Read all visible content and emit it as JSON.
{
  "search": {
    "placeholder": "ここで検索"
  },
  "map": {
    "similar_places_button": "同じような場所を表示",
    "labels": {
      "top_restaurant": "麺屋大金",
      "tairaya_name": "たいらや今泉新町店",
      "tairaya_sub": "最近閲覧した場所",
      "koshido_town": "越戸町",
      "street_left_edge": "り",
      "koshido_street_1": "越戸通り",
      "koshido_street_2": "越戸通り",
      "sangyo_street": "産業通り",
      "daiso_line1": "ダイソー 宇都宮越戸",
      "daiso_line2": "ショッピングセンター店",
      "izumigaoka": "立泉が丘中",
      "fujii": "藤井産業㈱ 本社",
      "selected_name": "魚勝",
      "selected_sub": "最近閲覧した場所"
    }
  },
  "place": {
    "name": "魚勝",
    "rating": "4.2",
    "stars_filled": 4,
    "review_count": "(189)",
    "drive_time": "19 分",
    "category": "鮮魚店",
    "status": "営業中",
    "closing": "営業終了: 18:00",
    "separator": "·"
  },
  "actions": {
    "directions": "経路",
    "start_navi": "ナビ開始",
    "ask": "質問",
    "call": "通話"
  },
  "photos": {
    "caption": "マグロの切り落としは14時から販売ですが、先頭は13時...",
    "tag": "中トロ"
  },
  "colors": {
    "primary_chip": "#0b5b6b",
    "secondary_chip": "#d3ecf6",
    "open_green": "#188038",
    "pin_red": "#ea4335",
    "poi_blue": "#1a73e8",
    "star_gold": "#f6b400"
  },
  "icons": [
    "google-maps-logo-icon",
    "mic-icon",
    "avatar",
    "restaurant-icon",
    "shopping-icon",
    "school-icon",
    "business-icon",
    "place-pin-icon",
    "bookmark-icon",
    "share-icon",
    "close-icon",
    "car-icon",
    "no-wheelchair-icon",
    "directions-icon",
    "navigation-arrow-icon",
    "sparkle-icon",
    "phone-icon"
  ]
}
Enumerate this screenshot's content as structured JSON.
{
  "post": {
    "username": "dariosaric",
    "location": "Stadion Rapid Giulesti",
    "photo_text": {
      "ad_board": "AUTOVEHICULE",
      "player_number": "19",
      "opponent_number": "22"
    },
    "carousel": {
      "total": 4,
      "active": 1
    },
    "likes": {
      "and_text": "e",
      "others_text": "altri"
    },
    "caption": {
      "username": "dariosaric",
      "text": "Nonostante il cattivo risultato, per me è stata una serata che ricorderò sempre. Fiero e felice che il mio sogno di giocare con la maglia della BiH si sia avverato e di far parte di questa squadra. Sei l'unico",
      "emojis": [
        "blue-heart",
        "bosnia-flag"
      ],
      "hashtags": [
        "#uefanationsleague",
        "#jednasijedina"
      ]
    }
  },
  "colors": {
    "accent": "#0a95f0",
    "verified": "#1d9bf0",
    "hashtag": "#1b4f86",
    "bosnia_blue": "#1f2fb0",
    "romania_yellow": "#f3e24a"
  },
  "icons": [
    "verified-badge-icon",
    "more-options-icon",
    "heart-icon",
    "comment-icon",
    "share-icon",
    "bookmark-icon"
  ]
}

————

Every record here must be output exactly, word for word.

Read all visible content and emit it as JSON.
{
  "search": {
    "placeholder": "ここで検索"
  },
  "map": {
    "similar_places_button": "同じような場所を表示",
    "labels": {
      "top_restaurant": "麺屋大金",
      "tairaya_name": "たいらや今泉新町店",
      "tairaya_sub": "最近閲覧した場所",
      "koshido_town": "越戸町",
      "street_left_edge": "り",
      "koshido_street_1": "越戸通り",
      "koshido_street_2": "越戸通り",
      "sangyo_street": "産業通り",
      "daiso_line1": "ダイソー 宇都宮越戸",
      "daiso_line2": "ショッピングセンター店",
      "izumigaoka": "立泉が丘中",
      "fujii": "藤井産業㈱ 本社",
      "selected_name": "魚勝",
      "selected_sub": "最近閲覧した場所"
    }
  },
  "place": {
    "name": "魚勝",
    "rating": "4.2",
    "stars_filled": 4,
    "review_count": "(189)",
    "drive_time": "19 分",
    "category": "鮮魚店",
    "status": "営業中",
    "closing": "営業終了: 18:00",
    "separator": "·"
  },
  "actions": {
    "directions": "経路",
    "start_navi": "ナビ開始",
    "ask": "質問",
    "call": "通話"
  },
  "photos": {
    "caption": "マグロの切り落としは14時から販売ですが、先頭は13時...",
    "tag": "中トロ"
  },
  "colors": {
    "primary_chip": "#0b5b6b",
    "secondary_chip": "#d3ecf6",
    "open_green": "#188038",
    "pin_red": "#ea4335",
    "poi_blue": "#1a73e8",
    "star_gold": "#f6b400"
  },
  "icons": [
    "google-maps-logo-icon",
    "mic-icon",
    "avatar",
    "restaurant-icon",
    "shopping-icon",
    "school-icon",
    "business-icon",
    "place-pin-icon",
    "bookmark-icon",
    "share-icon",
    "close-icon",
    "car-icon",
    "no-wheelchair-icon",
    "directions-icon",
    "navigation-arrow-icon",
    "sparkle-icon",
    "phone-icon"
  ]
}
Enumerate this screenshot's content as structured JSON.
{
  "post": {
    "username": "dariosaric",
    "location": "Stadion Rapid Giulesti",
    "photo_text": {
      "ad_board": "AUTOVEHICULE",
      "player_number": "19",
      "opponent_number": "22"
    },
    "carousel": {
      "total": 4,
      "active": 1
    },
    "likes": {
      "and_text": "e",
      "others_text": "altri"
    },
    "caption": {
      "username": "dariosaric",
      "text": "Nonostante il cattivo risultato, per me è stata una serata che ricorderò sempre. Fiero e felice che il mio sogno di giocare con la maglia della BiH si sia avverato e di far parte di questa squadra. Sei l'unico",
      "emojis": [
        "blue-heart",
        "bosnia-flag"
      ],
      "hashtags": [
        "#uefanationsleague",
        "#jednasijedina"
      ]
    }
  },
  "colors": {
    "accent": "#0a95f0",
    "verified": "#1d9bf0",
    "hashtag": "#1b4f86",
    "bosnia_blue": "#1f2fb0",
    "romania_yellow": "#f3e24a"
  },
  "icons": [
    "verified-badge-icon",
    "more-options-icon",
    "heart-icon",
    "comment-icon",
    "share-icon",
    "bookmark-icon"
  ]
}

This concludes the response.